Johnson was named an AFT Everyday Hero for taking dozens of homeless students into his own home over the last 15 years. Last November, the North Dallas High School employee and graduate received a prestigious local award recognizing his leadership in improving education for low-income people in Dallas. Past recipients of that award have included state senators, a school superintendent, and prominent attorneys. Johnson has become a bit of a local celebrity in Dallas, having been featured several times in the Dallas Morning News and other media.
He sees no boundary between his home and his work as a paraprofessional security adviser. Over the years, he and his mother have taken in as many as four homeless teenagers at a time, providing the steady environment they needed to succeed in school and in life. For his efforts, Johnson has seen many of his students graduate from high school. Some have gone on to earn college diplomas.

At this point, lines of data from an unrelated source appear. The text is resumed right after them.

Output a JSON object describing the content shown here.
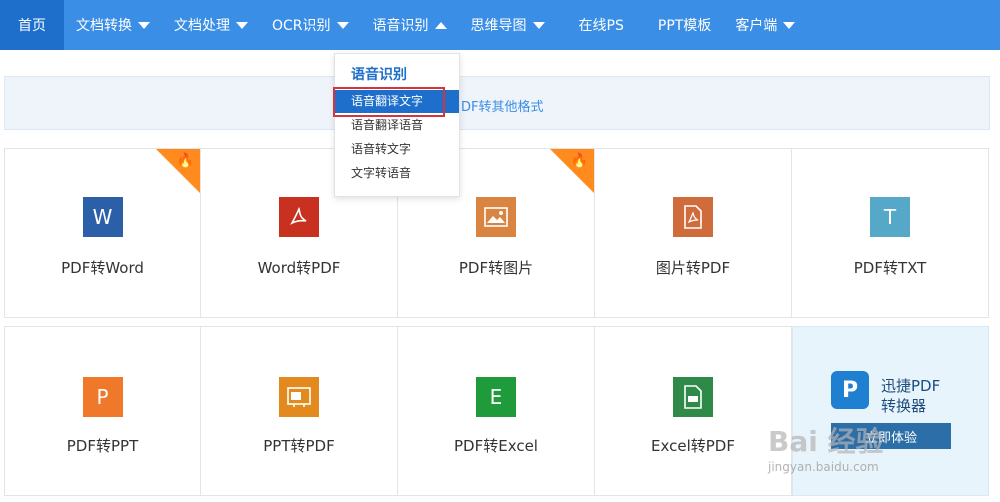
{
  "nav": {
    "items": [
      {
        "label": "首页",
        "caret": "none"
      },
      {
        "label": "文档转换",
        "caret": "down"
      },
      {
        "label": "文档处理",
        "caret": "down"
      },
      {
        "label": "OCR识别",
        "caret": "down"
      },
      {
        "label": "语音识别",
        "caret": "up"
      },
      {
        "label": "思维导图",
        "caret": "down"
      },
      {
        "label": "在线PS",
        "caret": "none"
      },
      {
        "label": "PPT模板",
        "caret": "none"
      },
      {
        "label": "客户端",
        "caret": "down"
      }
    ]
  },
  "banner": {
    "text": "DF转其他格式"
  },
  "dropdown": {
    "title": "语音识别",
    "items": [
      "语音翻译文字",
      "语音翻译语音",
      "语音转文字",
      "文字转语音"
    ],
    "active_index": 0
  },
  "tiles": [
    {
      "label": "PDF转Word",
      "icon": "W",
      "color": "#2b5fa8",
      "hot": true
    },
    {
      "label": "Word转PDF",
      "icon": "pdf-acrobat-icon",
      "color": "#c8301f",
      "hot": false
    },
    {
      "label": "PDF转图片",
      "icon": "image-icon",
      "color": "#d98441",
      "hot": true
    },
    {
      "label": "图片转PDF",
      "icon": "pdf-doc-icon",
      "color": "#d06b3b",
      "hot": false
    },
    {
      "label": "PDF转TXT",
      "icon": "T",
      "color": "#56a8c9",
      "hot": false
    },
    {
      "label": "PDF转PPT",
      "icon": "P",
      "color": "#f0782a",
      "hot": false
    },
    {
      "label": "PPT转PDF",
      "icon": "ppt-pdf-icon",
      "color": "#e28a1d",
      "hot": false
    },
    {
      "label": "PDF转Excel",
      "icon": "E",
      "color": "#1f9b3b",
      "hot": false
    },
    {
      "label": "Excel转PDF",
      "icon": "excel-pdf-icon",
      "color": "#2f8a4a",
      "hot": false
    }
  ],
  "ad": {
    "logo": "P",
    "line1": "迅捷PDF",
    "line2": "转换器",
    "button": "立即体验"
  },
  "watermark": {
    "main": "Bai 经验",
    "sub": "jingyan.baidu.com"
  }
}
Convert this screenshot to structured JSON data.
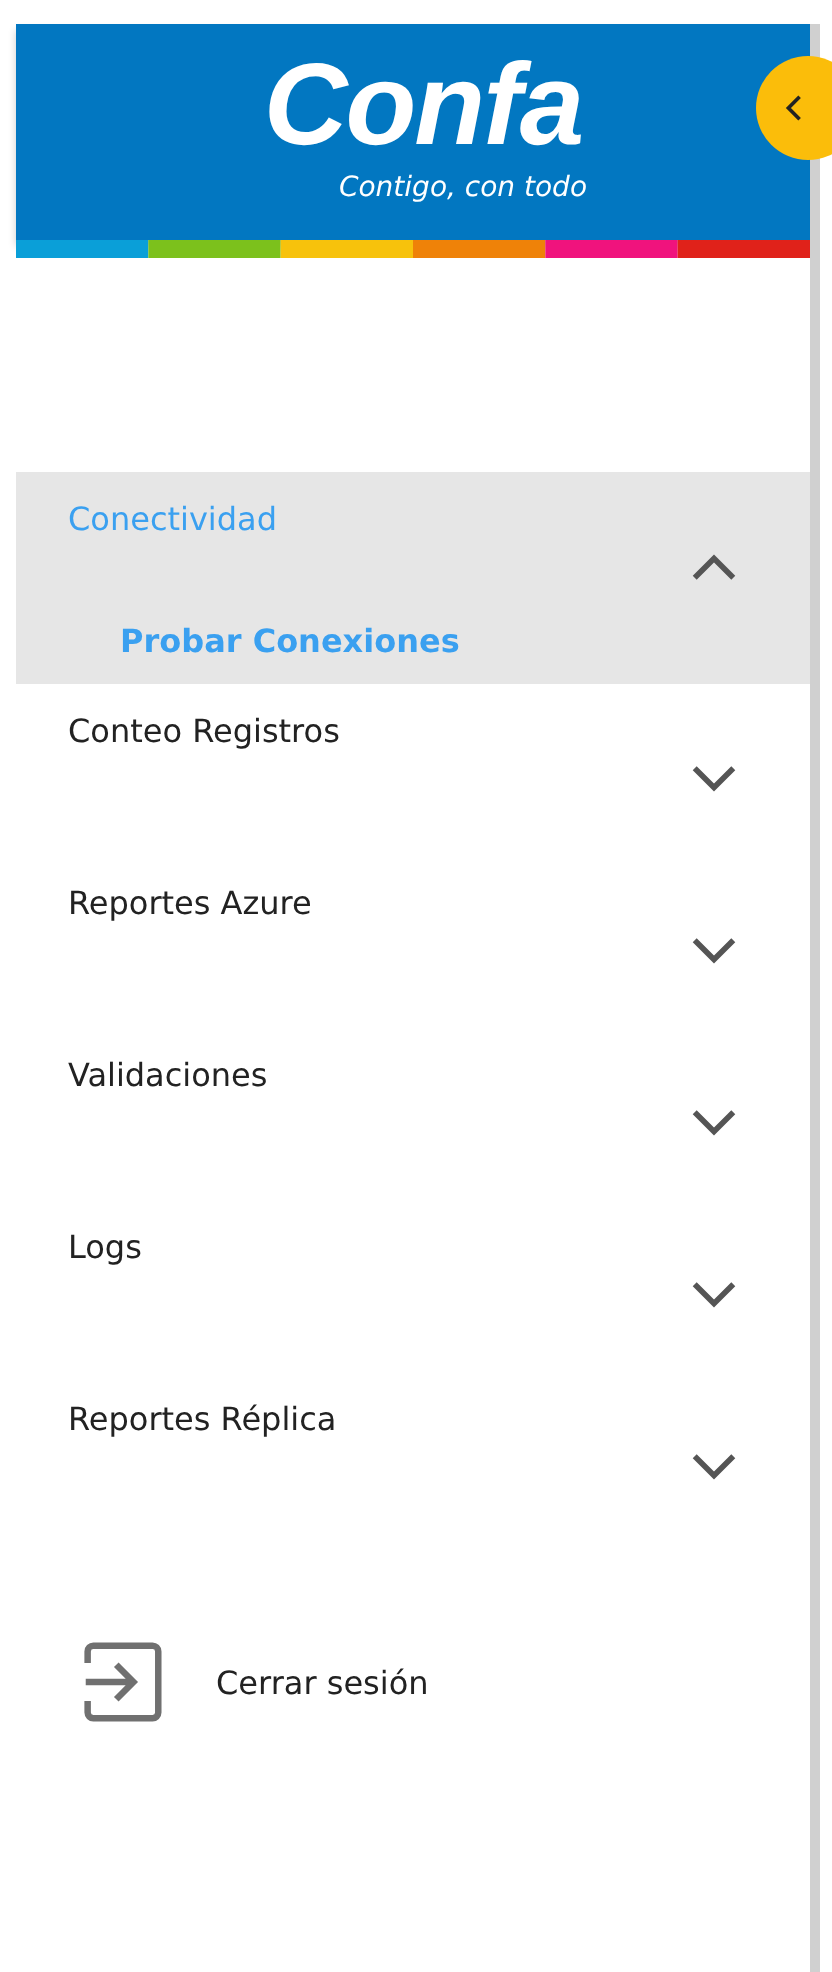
{
  "header": {
    "logo": "Confa",
    "tagline": "Contigo, con todo"
  },
  "menu": [
    {
      "label": "Conectividad",
      "expanded": true,
      "children": [
        {
          "label": "Probar Conexiones"
        }
      ]
    },
    {
      "label": "Conteo Registros",
      "expanded": false
    },
    {
      "label": "Reportes Azure",
      "expanded": false
    },
    {
      "label": "Validaciones",
      "expanded": false
    },
    {
      "label": "Logs",
      "expanded": false
    },
    {
      "label": "Reportes Réplica",
      "expanded": false
    }
  ],
  "logout": {
    "label": "Cerrar sesión"
  }
}
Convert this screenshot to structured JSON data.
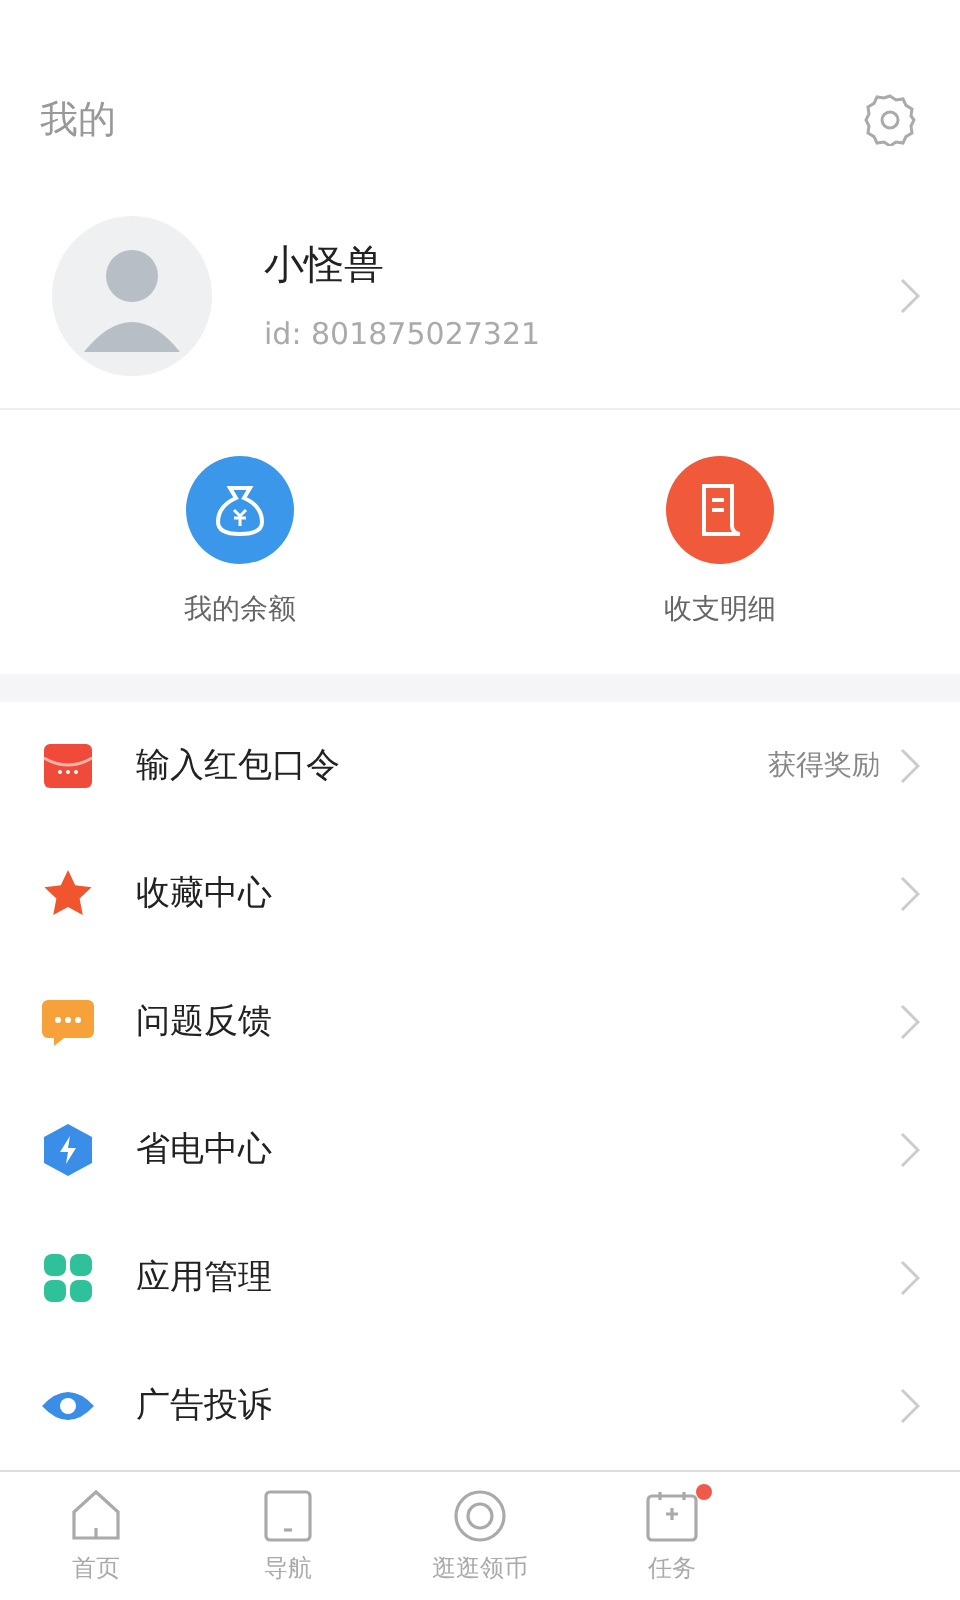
{
  "header": {
    "title": "我的"
  },
  "profile": {
    "name": "小怪兽",
    "id": "id: 801875027321"
  },
  "wallet": [
    {
      "kind": "balance",
      "label": "我的余额"
    },
    {
      "kind": "bill",
      "label": "收支明细"
    }
  ],
  "menu": [
    {
      "kind": "envelope",
      "label": "输入红包口令",
      "hint": "获得奖励"
    },
    {
      "kind": "star",
      "label": "收藏中心"
    },
    {
      "kind": "chat",
      "label": "问题反馈"
    },
    {
      "kind": "power",
      "label": "省电中心"
    },
    {
      "kind": "apps",
      "label": "应用管理"
    },
    {
      "kind": "eye",
      "label": "广告投诉"
    }
  ],
  "tabs": [
    {
      "kind": "home",
      "label": "首页",
      "selected": false,
      "badge": false
    },
    {
      "kind": "nav",
      "label": "导航",
      "selected": false,
      "badge": false
    },
    {
      "kind": "coin",
      "label": "逛逛领币",
      "selected": false,
      "badge": false
    },
    {
      "kind": "task",
      "label": "任务",
      "selected": false,
      "badge": true
    }
  ]
}
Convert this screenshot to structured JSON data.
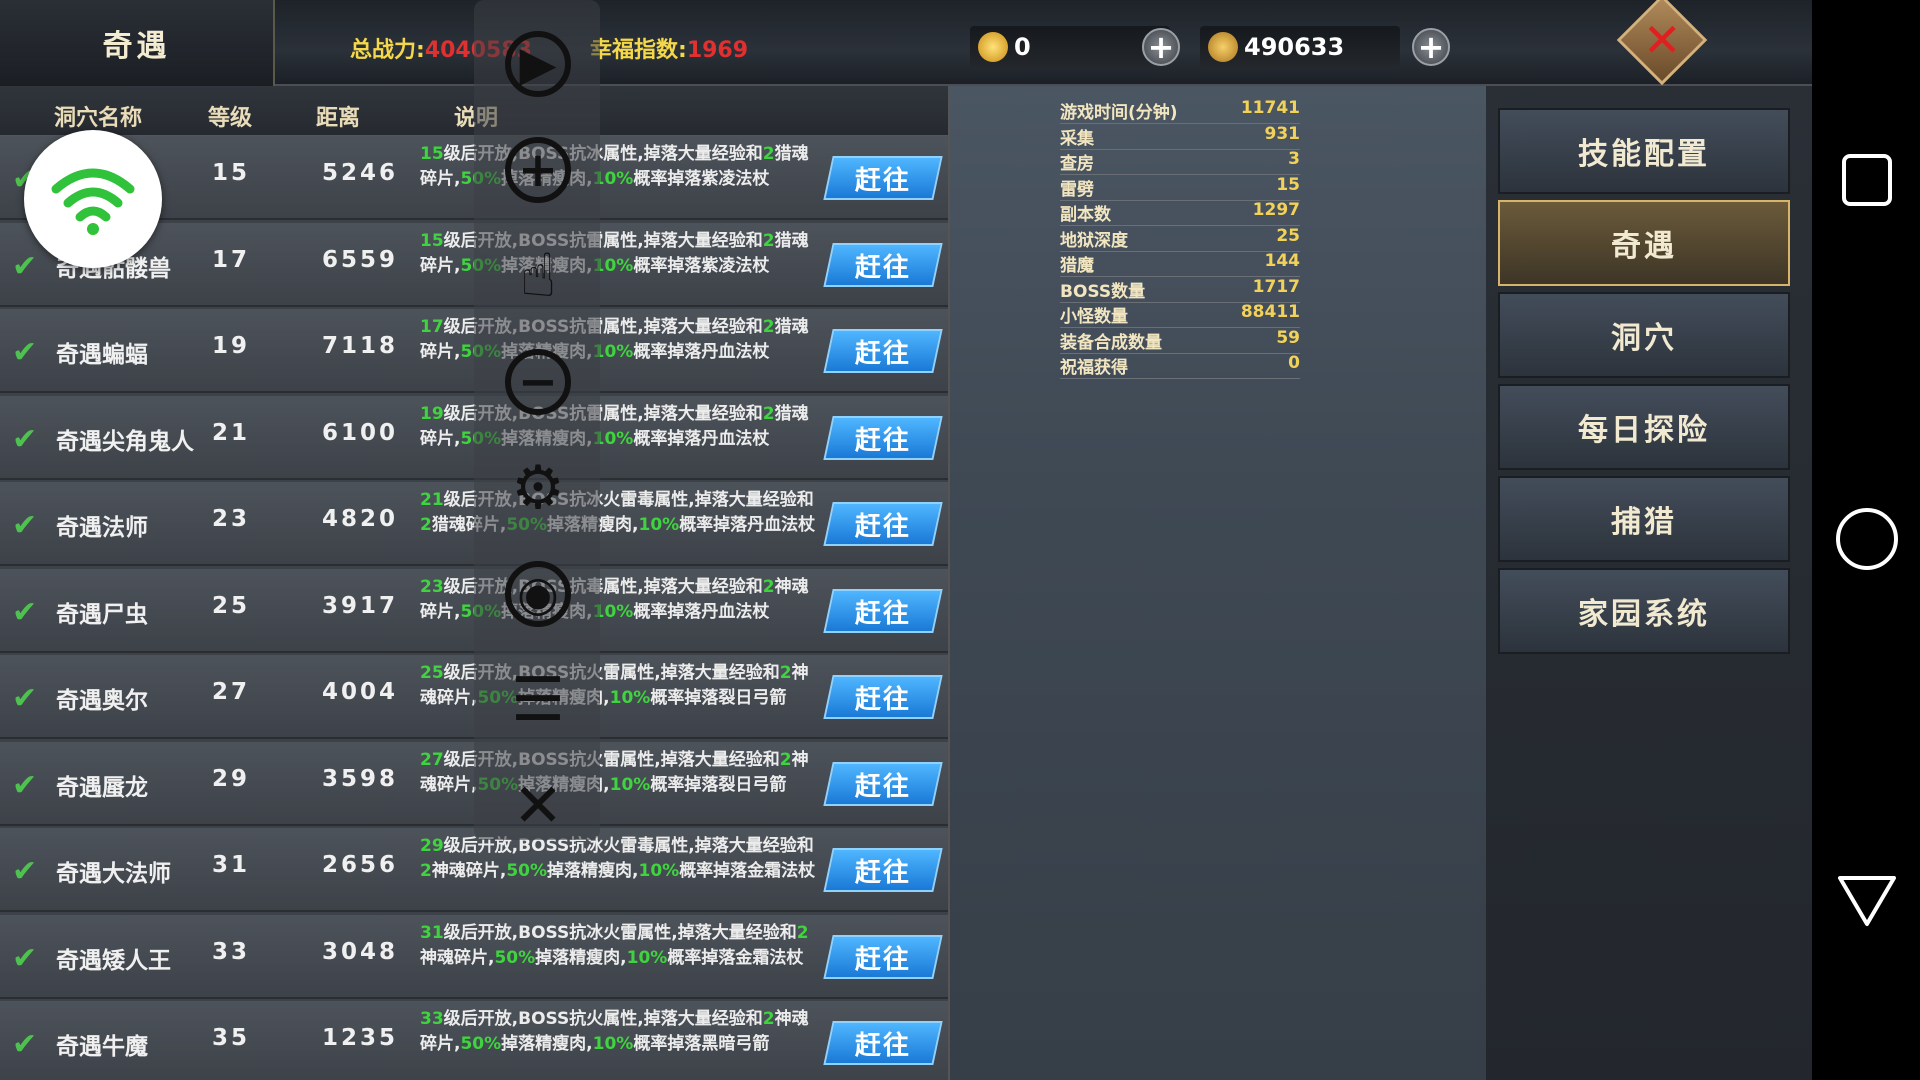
{
  "topbar": {
    "title": "奇遇",
    "power_label": "总战力:",
    "power_value": "4040583",
    "happy_label": "幸福指数:",
    "happy_value": "1969",
    "gold": "0",
    "coins": "490633",
    "close_icon": "close-icon"
  },
  "table": {
    "headers": [
      "洞穴名称",
      "等级",
      "距离",
      "说明"
    ],
    "go_label": "赶往",
    "rows": [
      {
        "name": "",
        "level": "15",
        "dist": "5246",
        "d1": "15",
        "t1": "级后开放,BOSS抗冰属性,掉落大量经验和",
        "d2": "2",
        "t2": "猎魂碎片,",
        "d3": "50%",
        "t3": "掉落精瘦肉,",
        "d4": "10%",
        "t4": "概率掉落紫凌法杖"
      },
      {
        "name": "奇遇骷髅兽",
        "level": "17",
        "dist": "6559",
        "d1": "15",
        "t1": "级后开放,BOSS抗雷属性,掉落大量经验和",
        "d2": "2",
        "t2": "猎魂碎片,",
        "d3": "50%",
        "t3": "掉落精瘦肉,",
        "d4": "10%",
        "t4": "概率掉落紫凌法杖"
      },
      {
        "name": "奇遇蝙蝠",
        "level": "19",
        "dist": "7118",
        "d1": "17",
        "t1": "级后开放,BOSS抗雷属性,掉落大量经验和",
        "d2": "2",
        "t2": "猎魂碎片,",
        "d3": "50%",
        "t3": "掉落精瘦肉,",
        "d4": "10%",
        "t4": "概率掉落丹血法杖"
      },
      {
        "name": "奇遇尖角鬼人",
        "level": "21",
        "dist": "6100",
        "d1": "19",
        "t1": "级后开放,BOSS抗雷属性,掉落大量经验和",
        "d2": "2",
        "t2": "猎魂碎片,",
        "d3": "50%",
        "t3": "掉落精瘦肉,",
        "d4": "10%",
        "t4": "概率掉落丹血法杖"
      },
      {
        "name": "奇遇法师",
        "level": "23",
        "dist": "4820",
        "d1": "21",
        "t1": "级后开放,BOSS抗冰火雷毒属性,掉落大量经验和",
        "d2": "2",
        "t2": "猎魂碎片,",
        "d3": "50%",
        "t3": "掉落精瘦肉,",
        "d4": "10%",
        "t4": "概率掉落丹血法杖"
      },
      {
        "name": "奇遇尸虫",
        "level": "25",
        "dist": "3917",
        "d1": "23",
        "t1": "级后开放,BOSS抗毒属性,掉落大量经验和",
        "d2": "2",
        "t2": "神魂碎片,",
        "d3": "50%",
        "t3": "掉落精瘦肉,",
        "d4": "10%",
        "t4": "概率掉落丹血法杖"
      },
      {
        "name": "奇遇奥尔",
        "level": "27",
        "dist": "4004",
        "d1": "25",
        "t1": "级后开放,BOSS抗火雷属性,掉落大量经验和",
        "d2": "2",
        "t2": "神魂碎片,",
        "d3": "50%",
        "t3": "掉落精瘦肉,",
        "d4": "10%",
        "t4": "概率掉落裂日弓箭"
      },
      {
        "name": "奇遇蜃龙",
        "level": "29",
        "dist": "3598",
        "d1": "27",
        "t1": "级后开放,BOSS抗火雷属性,掉落大量经验和",
        "d2": "2",
        "t2": "神魂碎片,",
        "d3": "50%",
        "t3": "掉落精瘦肉,",
        "d4": "10%",
        "t4": "概率掉落裂日弓箭"
      },
      {
        "name": "奇遇大法师",
        "level": "31",
        "dist": "2656",
        "d1": "29",
        "t1": "级后开放,BOSS抗冰火雷毒属性,掉落大量经验和",
        "d2": "2",
        "t2": "神魂碎片,",
        "d3": "50%",
        "t3": "掉落精瘦肉,",
        "d4": "10%",
        "t4": "概率掉落金霜法杖"
      },
      {
        "name": "奇遇矮人王",
        "level": "33",
        "dist": "3048",
        "d1": "31",
        "t1": "级后开放,BOSS抗冰火雷属性,掉落大量经验和",
        "d2": "2",
        "t2": "神魂碎片,",
        "d3": "50%",
        "t3": "掉落精瘦肉,",
        "d4": "10%",
        "t4": "概率掉落金霜法杖"
      },
      {
        "name": "奇遇牛魔",
        "level": "35",
        "dist": "1235",
        "d1": "33",
        "t1": "级后开放,BOSS抗火属性,掉落大量经验和",
        "d2": "2",
        "t2": "神魂碎片,",
        "d3": "50%",
        "t3": "掉落精瘦肉,",
        "d4": "10%",
        "t4": "概率掉落黑暗弓箭"
      }
    ]
  },
  "stats": [
    {
      "k": "游戏时间(分钟)",
      "v": "11741"
    },
    {
      "k": "采集",
      "v": "931"
    },
    {
      "k": "查房",
      "v": "3"
    },
    {
      "k": "雷劈",
      "v": "15"
    },
    {
      "k": "副本数",
      "v": "1297"
    },
    {
      "k": "地狱深度",
      "v": "25"
    },
    {
      "k": "猎魔",
      "v": "144"
    },
    {
      "k": "BOSS数量",
      "v": "1717"
    },
    {
      "k": "小怪数量",
      "v": "88411"
    },
    {
      "k": "装备合成数量",
      "v": "59"
    },
    {
      "k": "祝福获得",
      "v": "0"
    }
  ],
  "menu": [
    "技能配置",
    "奇遇",
    "洞穴",
    "每日探险",
    "捕猎",
    "家园系统"
  ],
  "active_menu": 1,
  "overlay": {
    "icons": [
      "play-icon",
      "zoom-in-icon",
      "hand-pointer-icon",
      "zoom-out-icon",
      "gear-icon",
      "eye-icon",
      "menu-icon",
      "close-icon"
    ]
  },
  "colors": {
    "accent_green": "#3fd43f",
    "accent_red": "#e03030",
    "button_blue": "#1a79d6",
    "gold": "#f3d25a"
  }
}
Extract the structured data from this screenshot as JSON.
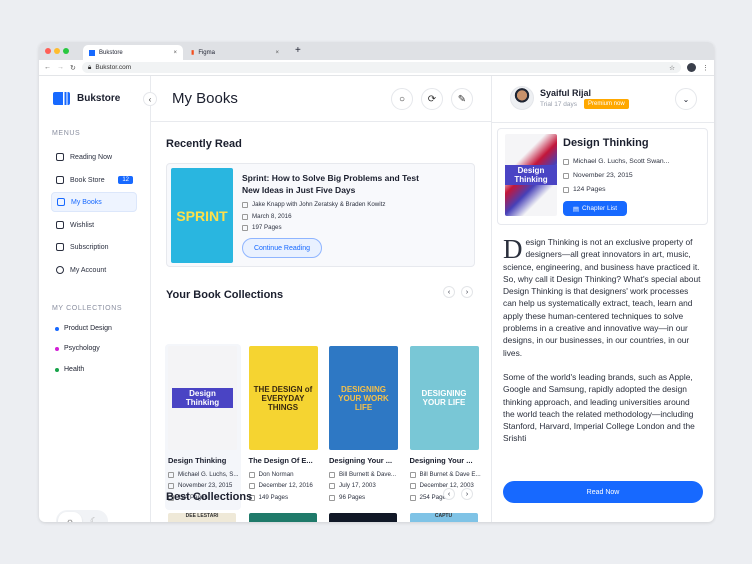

Johnson often refers to the students he takes in as “my kids” and doesn’t just provide the basic necessities for them, but takes on the role of father figure and mentor. To instill a sense of responsibility, he requires all of his students to perform some type of community service along with their schoolwork. And his concern doesn’t end there. Johnson stays in touch with the students long after they’ve left his home.
All this makes Johnson “the epitome of what it means to serve,” wrote the person who nominated him. And if you think this man has a pretty amazing resumé, she adds, “he is even more amazing in person.”
More information, including a nomination form for the 2012 Everyday Heroes, is available online.